*Extracted data:*
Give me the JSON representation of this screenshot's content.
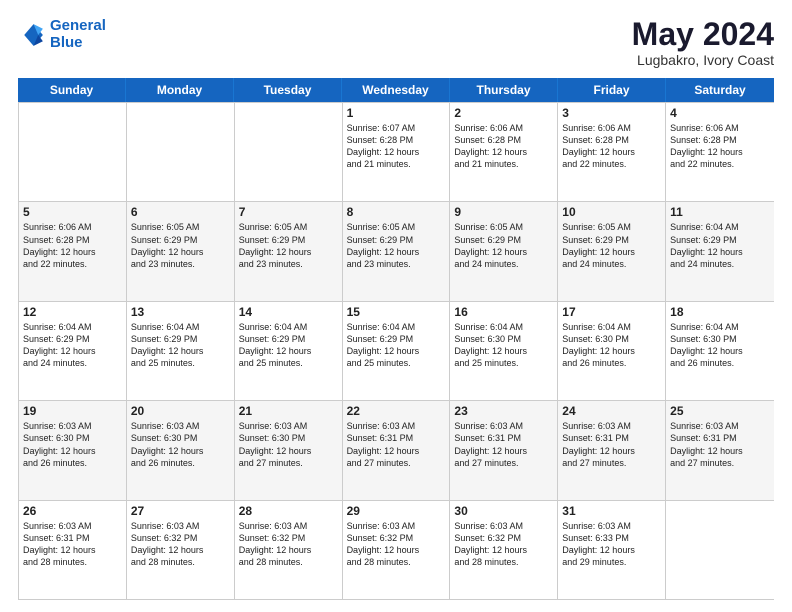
{
  "logo": {
    "line1": "General",
    "line2": "Blue"
  },
  "title": "May 2024",
  "subtitle": "Lugbakro, Ivory Coast",
  "days": [
    "Sunday",
    "Monday",
    "Tuesday",
    "Wednesday",
    "Thursday",
    "Friday",
    "Saturday"
  ],
  "weeks": [
    [
      {
        "day": "",
        "info": ""
      },
      {
        "day": "",
        "info": ""
      },
      {
        "day": "",
        "info": ""
      },
      {
        "day": "1",
        "info": "Sunrise: 6:07 AM\nSunset: 6:28 PM\nDaylight: 12 hours\nand 21 minutes."
      },
      {
        "day": "2",
        "info": "Sunrise: 6:06 AM\nSunset: 6:28 PM\nDaylight: 12 hours\nand 21 minutes."
      },
      {
        "day": "3",
        "info": "Sunrise: 6:06 AM\nSunset: 6:28 PM\nDaylight: 12 hours\nand 22 minutes."
      },
      {
        "day": "4",
        "info": "Sunrise: 6:06 AM\nSunset: 6:28 PM\nDaylight: 12 hours\nand 22 minutes."
      }
    ],
    [
      {
        "day": "5",
        "info": "Sunrise: 6:06 AM\nSunset: 6:28 PM\nDaylight: 12 hours\nand 22 minutes."
      },
      {
        "day": "6",
        "info": "Sunrise: 6:05 AM\nSunset: 6:29 PM\nDaylight: 12 hours\nand 23 minutes."
      },
      {
        "day": "7",
        "info": "Sunrise: 6:05 AM\nSunset: 6:29 PM\nDaylight: 12 hours\nand 23 minutes."
      },
      {
        "day": "8",
        "info": "Sunrise: 6:05 AM\nSunset: 6:29 PM\nDaylight: 12 hours\nand 23 minutes."
      },
      {
        "day": "9",
        "info": "Sunrise: 6:05 AM\nSunset: 6:29 PM\nDaylight: 12 hours\nand 24 minutes."
      },
      {
        "day": "10",
        "info": "Sunrise: 6:05 AM\nSunset: 6:29 PM\nDaylight: 12 hours\nand 24 minutes."
      },
      {
        "day": "11",
        "info": "Sunrise: 6:04 AM\nSunset: 6:29 PM\nDaylight: 12 hours\nand 24 minutes."
      }
    ],
    [
      {
        "day": "12",
        "info": "Sunrise: 6:04 AM\nSunset: 6:29 PM\nDaylight: 12 hours\nand 24 minutes."
      },
      {
        "day": "13",
        "info": "Sunrise: 6:04 AM\nSunset: 6:29 PM\nDaylight: 12 hours\nand 25 minutes."
      },
      {
        "day": "14",
        "info": "Sunrise: 6:04 AM\nSunset: 6:29 PM\nDaylight: 12 hours\nand 25 minutes."
      },
      {
        "day": "15",
        "info": "Sunrise: 6:04 AM\nSunset: 6:29 PM\nDaylight: 12 hours\nand 25 minutes."
      },
      {
        "day": "16",
        "info": "Sunrise: 6:04 AM\nSunset: 6:30 PM\nDaylight: 12 hours\nand 25 minutes."
      },
      {
        "day": "17",
        "info": "Sunrise: 6:04 AM\nSunset: 6:30 PM\nDaylight: 12 hours\nand 26 minutes."
      },
      {
        "day": "18",
        "info": "Sunrise: 6:04 AM\nSunset: 6:30 PM\nDaylight: 12 hours\nand 26 minutes."
      }
    ],
    [
      {
        "day": "19",
        "info": "Sunrise: 6:03 AM\nSunset: 6:30 PM\nDaylight: 12 hours\nand 26 minutes."
      },
      {
        "day": "20",
        "info": "Sunrise: 6:03 AM\nSunset: 6:30 PM\nDaylight: 12 hours\nand 26 minutes."
      },
      {
        "day": "21",
        "info": "Sunrise: 6:03 AM\nSunset: 6:30 PM\nDaylight: 12 hours\nand 27 minutes."
      },
      {
        "day": "22",
        "info": "Sunrise: 6:03 AM\nSunset: 6:31 PM\nDaylight: 12 hours\nand 27 minutes."
      },
      {
        "day": "23",
        "info": "Sunrise: 6:03 AM\nSunset: 6:31 PM\nDaylight: 12 hours\nand 27 minutes."
      },
      {
        "day": "24",
        "info": "Sunrise: 6:03 AM\nSunset: 6:31 PM\nDaylight: 12 hours\nand 27 minutes."
      },
      {
        "day": "25",
        "info": "Sunrise: 6:03 AM\nSunset: 6:31 PM\nDaylight: 12 hours\nand 27 minutes."
      }
    ],
    [
      {
        "day": "26",
        "info": "Sunrise: 6:03 AM\nSunset: 6:31 PM\nDaylight: 12 hours\nand 28 minutes."
      },
      {
        "day": "27",
        "info": "Sunrise: 6:03 AM\nSunset: 6:32 PM\nDaylight: 12 hours\nand 28 minutes."
      },
      {
        "day": "28",
        "info": "Sunrise: 6:03 AM\nSunset: 6:32 PM\nDaylight: 12 hours\nand 28 minutes."
      },
      {
        "day": "29",
        "info": "Sunrise: 6:03 AM\nSunset: 6:32 PM\nDaylight: 12 hours\nand 28 minutes."
      },
      {
        "day": "30",
        "info": "Sunrise: 6:03 AM\nSunset: 6:32 PM\nDaylight: 12 hours\nand 28 minutes."
      },
      {
        "day": "31",
        "info": "Sunrise: 6:03 AM\nSunset: 6:33 PM\nDaylight: 12 hours\nand 29 minutes."
      },
      {
        "day": "",
        "info": ""
      }
    ]
  ]
}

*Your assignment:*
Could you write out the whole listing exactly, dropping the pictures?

*The answer:*
Give me the JSON representation of this screenshot's content.
{
  "logo": {
    "line1": "General",
    "line2": "Blue"
  },
  "title": "May 2024",
  "subtitle": "Lugbakro, Ivory Coast",
  "days": [
    "Sunday",
    "Monday",
    "Tuesday",
    "Wednesday",
    "Thursday",
    "Friday",
    "Saturday"
  ],
  "weeks": [
    [
      {
        "day": "",
        "info": ""
      },
      {
        "day": "",
        "info": ""
      },
      {
        "day": "",
        "info": ""
      },
      {
        "day": "1",
        "info": "Sunrise: 6:07 AM\nSunset: 6:28 PM\nDaylight: 12 hours\nand 21 minutes."
      },
      {
        "day": "2",
        "info": "Sunrise: 6:06 AM\nSunset: 6:28 PM\nDaylight: 12 hours\nand 21 minutes."
      },
      {
        "day": "3",
        "info": "Sunrise: 6:06 AM\nSunset: 6:28 PM\nDaylight: 12 hours\nand 22 minutes."
      },
      {
        "day": "4",
        "info": "Sunrise: 6:06 AM\nSunset: 6:28 PM\nDaylight: 12 hours\nand 22 minutes."
      }
    ],
    [
      {
        "day": "5",
        "info": "Sunrise: 6:06 AM\nSunset: 6:28 PM\nDaylight: 12 hours\nand 22 minutes."
      },
      {
        "day": "6",
        "info": "Sunrise: 6:05 AM\nSunset: 6:29 PM\nDaylight: 12 hours\nand 23 minutes."
      },
      {
        "day": "7",
        "info": "Sunrise: 6:05 AM\nSunset: 6:29 PM\nDaylight: 12 hours\nand 23 minutes."
      },
      {
        "day": "8",
        "info": "Sunrise: 6:05 AM\nSunset: 6:29 PM\nDaylight: 12 hours\nand 23 minutes."
      },
      {
        "day": "9",
        "info": "Sunrise: 6:05 AM\nSunset: 6:29 PM\nDaylight: 12 hours\nand 24 minutes."
      },
      {
        "day": "10",
        "info": "Sunrise: 6:05 AM\nSunset: 6:29 PM\nDaylight: 12 hours\nand 24 minutes."
      },
      {
        "day": "11",
        "info": "Sunrise: 6:04 AM\nSunset: 6:29 PM\nDaylight: 12 hours\nand 24 minutes."
      }
    ],
    [
      {
        "day": "12",
        "info": "Sunrise: 6:04 AM\nSunset: 6:29 PM\nDaylight: 12 hours\nand 24 minutes."
      },
      {
        "day": "13",
        "info": "Sunrise: 6:04 AM\nSunset: 6:29 PM\nDaylight: 12 hours\nand 25 minutes."
      },
      {
        "day": "14",
        "info": "Sunrise: 6:04 AM\nSunset: 6:29 PM\nDaylight: 12 hours\nand 25 minutes."
      },
      {
        "day": "15",
        "info": "Sunrise: 6:04 AM\nSunset: 6:29 PM\nDaylight: 12 hours\nand 25 minutes."
      },
      {
        "day": "16",
        "info": "Sunrise: 6:04 AM\nSunset: 6:30 PM\nDaylight: 12 hours\nand 25 minutes."
      },
      {
        "day": "17",
        "info": "Sunrise: 6:04 AM\nSunset: 6:30 PM\nDaylight: 12 hours\nand 26 minutes."
      },
      {
        "day": "18",
        "info": "Sunrise: 6:04 AM\nSunset: 6:30 PM\nDaylight: 12 hours\nand 26 minutes."
      }
    ],
    [
      {
        "day": "19",
        "info": "Sunrise: 6:03 AM\nSunset: 6:30 PM\nDaylight: 12 hours\nand 26 minutes."
      },
      {
        "day": "20",
        "info": "Sunrise: 6:03 AM\nSunset: 6:30 PM\nDaylight: 12 hours\nand 26 minutes."
      },
      {
        "day": "21",
        "info": "Sunrise: 6:03 AM\nSunset: 6:30 PM\nDaylight: 12 hours\nand 27 minutes."
      },
      {
        "day": "22",
        "info": "Sunrise: 6:03 AM\nSunset: 6:31 PM\nDaylight: 12 hours\nand 27 minutes."
      },
      {
        "day": "23",
        "info": "Sunrise: 6:03 AM\nSunset: 6:31 PM\nDaylight: 12 hours\nand 27 minutes."
      },
      {
        "day": "24",
        "info": "Sunrise: 6:03 AM\nSunset: 6:31 PM\nDaylight: 12 hours\nand 27 minutes."
      },
      {
        "day": "25",
        "info": "Sunrise: 6:03 AM\nSunset: 6:31 PM\nDaylight: 12 hours\nand 27 minutes."
      }
    ],
    [
      {
        "day": "26",
        "info": "Sunrise: 6:03 AM\nSunset: 6:31 PM\nDaylight: 12 hours\nand 28 minutes."
      },
      {
        "day": "27",
        "info": "Sunrise: 6:03 AM\nSunset: 6:32 PM\nDaylight: 12 hours\nand 28 minutes."
      },
      {
        "day": "28",
        "info": "Sunrise: 6:03 AM\nSunset: 6:32 PM\nDaylight: 12 hours\nand 28 minutes."
      },
      {
        "day": "29",
        "info": "Sunrise: 6:03 AM\nSunset: 6:32 PM\nDaylight: 12 hours\nand 28 minutes."
      },
      {
        "day": "30",
        "info": "Sunrise: 6:03 AM\nSunset: 6:32 PM\nDaylight: 12 hours\nand 28 minutes."
      },
      {
        "day": "31",
        "info": "Sunrise: 6:03 AM\nSunset: 6:33 PM\nDaylight: 12 hours\nand 29 minutes."
      },
      {
        "day": "",
        "info": ""
      }
    ]
  ]
}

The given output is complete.